Count them out and count them back in! It helps to make a note of which person/desk you issued them to. You can't always trust the names that they give you so noting where they are seated helps in the follow up!
@magic surf bus
Diverting from the OP's post - sorry - but I have watched this one endless times!
Thanks magic surf bus... I am going to try these on supply.
Good luck tomorrow @SweetEleven
I'm sure the OP will do well, considering that she's an Educational Psychologist! (Not that that is any indication)
My advice is intended to be pragmatic. I was a full-time teacher for 27 years before I took on supply cover and it's a very very different world. Sometimes it's as much as you can do to get inside the classroom within 15 minutes of the lesson start due to keys being in the wrong places. I appreciate that CS is slightly different in that you're in-house and are more likely to be seen (eventually) by the children as a 'real' teacher. Nevertheless, accepting the day to day reality of getting writing implements into hands by the fastest means possible, and not getting dragged into distracting one-to-one confrontations over a missing pencil when half the class are by the door trying to make an early exit is a handy way of keeping things contained. It also establishes the right reputation with those above, who don't like to find kids wandering before the bells ring.
It'll all come with experience anyway - no point in me pontificating here any further.
I spent my whole career on long and short-term supply placements.
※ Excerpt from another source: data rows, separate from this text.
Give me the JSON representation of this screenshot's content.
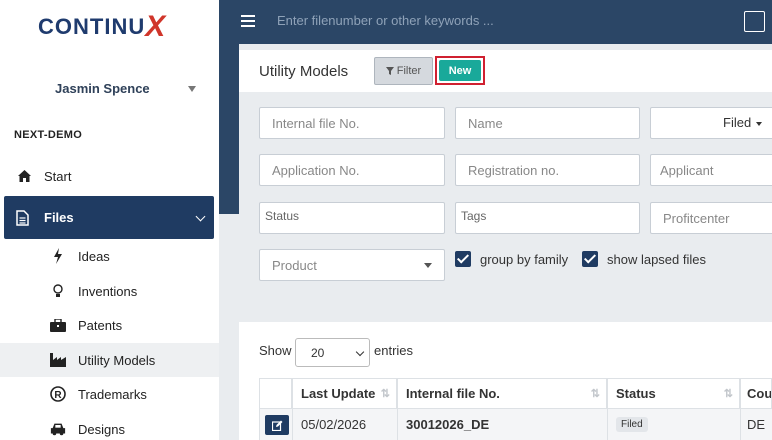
{
  "app": {
    "logo_text": "CONTINU",
    "logo_x": "X"
  },
  "user": {
    "name": "Jasmin Spence"
  },
  "workspace": "NEXT-DEMO",
  "nav": {
    "start": "Start",
    "files": "Files",
    "sub_items": [
      {
        "label": "Ideas",
        "icon": "bolt-icon"
      },
      {
        "label": "Inventions",
        "icon": "lightbulb-icon"
      },
      {
        "label": "Patents",
        "icon": "briefcase-icon"
      },
      {
        "label": "Utility Models",
        "icon": "industry-icon"
      },
      {
        "label": "Trademarks",
        "icon": "registered-icon"
      },
      {
        "label": "Designs",
        "icon": "car-icon"
      }
    ]
  },
  "search": {
    "placeholder": "Enter filenumber or other keywords ..."
  },
  "page": {
    "title": "Utility Models",
    "filter_label": "Filter",
    "new_label": "New"
  },
  "filters": {
    "internal_file_no": "Internal file No.",
    "name": "Name",
    "filed": "Filed",
    "application_no": "Application No.",
    "registration_no": "Registration no.",
    "applicant": "Applicant",
    "status": "Status",
    "tags": "Tags",
    "profitcenter": "Profitcenter",
    "product": "Product",
    "group_by_family": "group by family",
    "show_lapsed_files": "show lapsed files"
  },
  "table": {
    "show_label": "Show",
    "entries_value": "20",
    "entries_label": "entries",
    "columns": [
      "Last Update",
      "Internal file No.",
      "Status",
      "Cou"
    ],
    "rows": [
      {
        "last_update": "05/02/2026",
        "internal_file_no": "30012026_DE",
        "status": "Filed",
        "country": "DE"
      }
    ]
  }
}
One thing that I learned quickly was that the cry of "I don't have a pen, Miss!" is often simply a time-waster. Tell them that they'll have to see you at break to complete any written work and their pens often appear or a friend lends them one!
The supply teacher or CS should raid any accessible resources in the room for those who have genuinely forgotten things (or have had them destroyed earlier by classmates). The floor is often a good place to look for broken but usable pens and pencils!
Ditto- spending a lot of my career on supply.
Work avoidance strategies abound when 'covering classes', so simply circumventing the excuses by providing resources, warnings about staying in etc all help them suddenly to 'find' resources (even their exercise books which can suddenly go missing!) or get them settled.
I built up whole collections of 'pencils to loan out by looking on the floor at the ends of lessons.
That's one heck of a career change.
How did it come about?